Last year, Arizona made a sustained commitment to fund low-income student Advanced Placement test fee waivers. This year, we will focus on providing increased access through dual-enrollment offerings. In Florida, our collaborative work with the Florida College System Student Success Center continues to identify and promote policy opportunities to make dual enrollment offerings more accessible.
Increase college completion: By every measure, higher education is the surest ticket to a better life, even with the massive rise in college costs and recent dips in federal aid. College access is not enough; college completion is what’s needed. College graduates are likely to earn $1 million more over their lifetimes than their counterparts with high school diplomas. A college degree also brings stability: For the past two decades—through boom economies and recessions alike—the unemployment rate for high school graduates has remained about double what is for college grads. Without a college degree, children born in the lowest fifth of the income distribution have a 45 percent change of staying in the bottom, and just a five percent chance of moving to the top. Yet, when these same children go on to earn a college degree, their chances of making it to the top nearly quadruple, and their chances of moving out of the bottom increase by 50 percent.
Arizona and Florida have rallied around an attainment goal of 60 percent by 2030. Yet, in the past two years, we have seen enrollment declines in community colleges. We must address this drop in enrollment and re-engage students on the path to pursuing a college degree. Florida has a statewide financial aid system, but Arizona does not. It’s essential that one be established. A strong first step was made with the establishment of the Arizona Promise Program, which allows low-income students to attend college tuition-free. But more must be done. That includes additional investment in Arizona Promise as way to invest in our college-going population and future talent pipeline for a vibrant Arizona.
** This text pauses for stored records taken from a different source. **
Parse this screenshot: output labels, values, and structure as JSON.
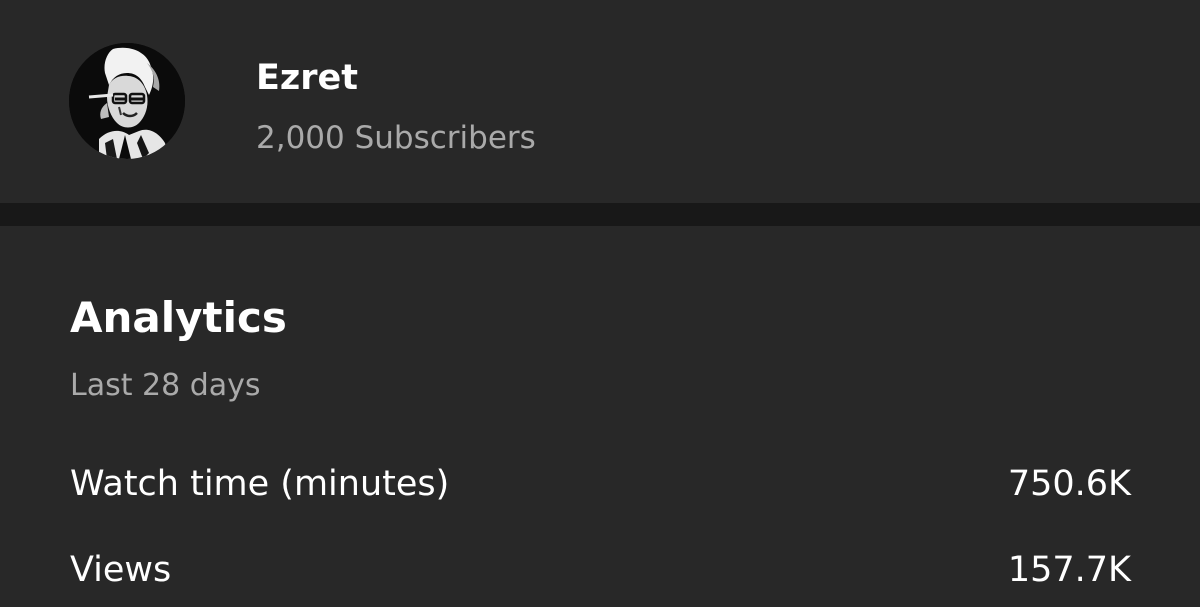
{
  "channel": {
    "name": "Ezret",
    "subscribers": "2,000 Subscribers"
  },
  "analytics": {
    "title": "Analytics",
    "period": "Last 28 days",
    "metrics": [
      {
        "label": "Watch time (minutes)",
        "value": "750.6K"
      },
      {
        "label": "Views",
        "value": "157.7K"
      }
    ]
  },
  "colors": {
    "background": "#282828",
    "divider": "#181818",
    "primary_text": "#ffffff",
    "secondary_text": "#aaaaaa"
  }
}
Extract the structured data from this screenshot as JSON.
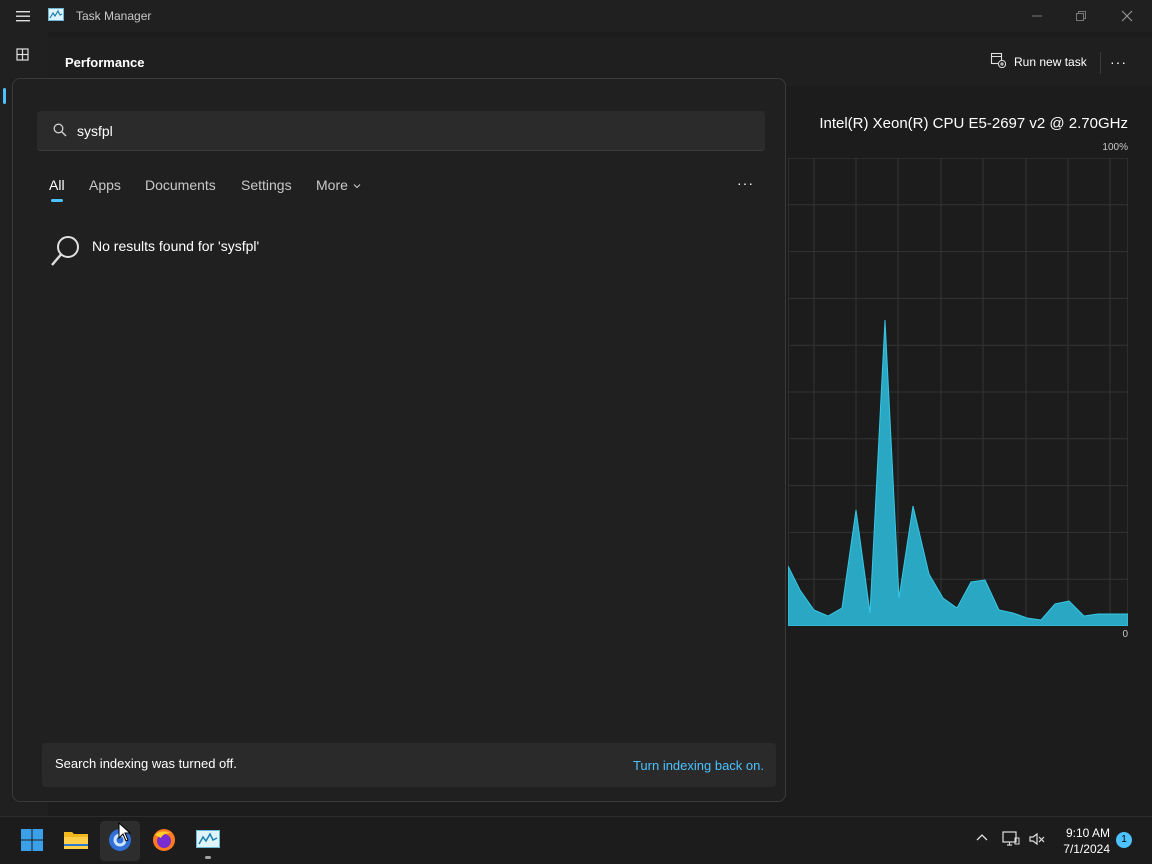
{
  "window": {
    "title": "Task Manager",
    "page_title": "Performance",
    "run_new_task": "Run new task",
    "more": "···"
  },
  "performance": {
    "cpu_name": "Intel(R) Xeon(R) CPU E5-2697 v2 @ 2.70GHz",
    "scale_max": "100%",
    "scale_min": "0"
  },
  "search": {
    "query": "sysfpl",
    "filters": [
      "All",
      "Apps",
      "Documents",
      "Settings",
      "More"
    ],
    "active_filter": "All",
    "more_options": "···",
    "no_results": "No results found for 'sysfpl'",
    "indexing_message": "Search indexing was turned off.",
    "indexing_link": "Turn indexing back on."
  },
  "taskbar": {
    "time": "9:10 AM",
    "date": "7/1/2024",
    "notification_count": "1"
  },
  "colors": {
    "accent": "#4cc2ff",
    "graph_fill": "#2aa7c3",
    "graph_line": "#35c8e6"
  }
}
Taken together, these focus areas provide a roadmap for clear actions that can make an enormous difference in improving education in Arizona and Florida, and thereby improve economic outcomes and people’s lives. Helios calls on policymakers in Arizona and Florida to take up these efforts and asks our partners and the public sector to join in, to ensure that all children in Arizona and Florida have the full potential to succeed in educational pathways that will take them where they want to go.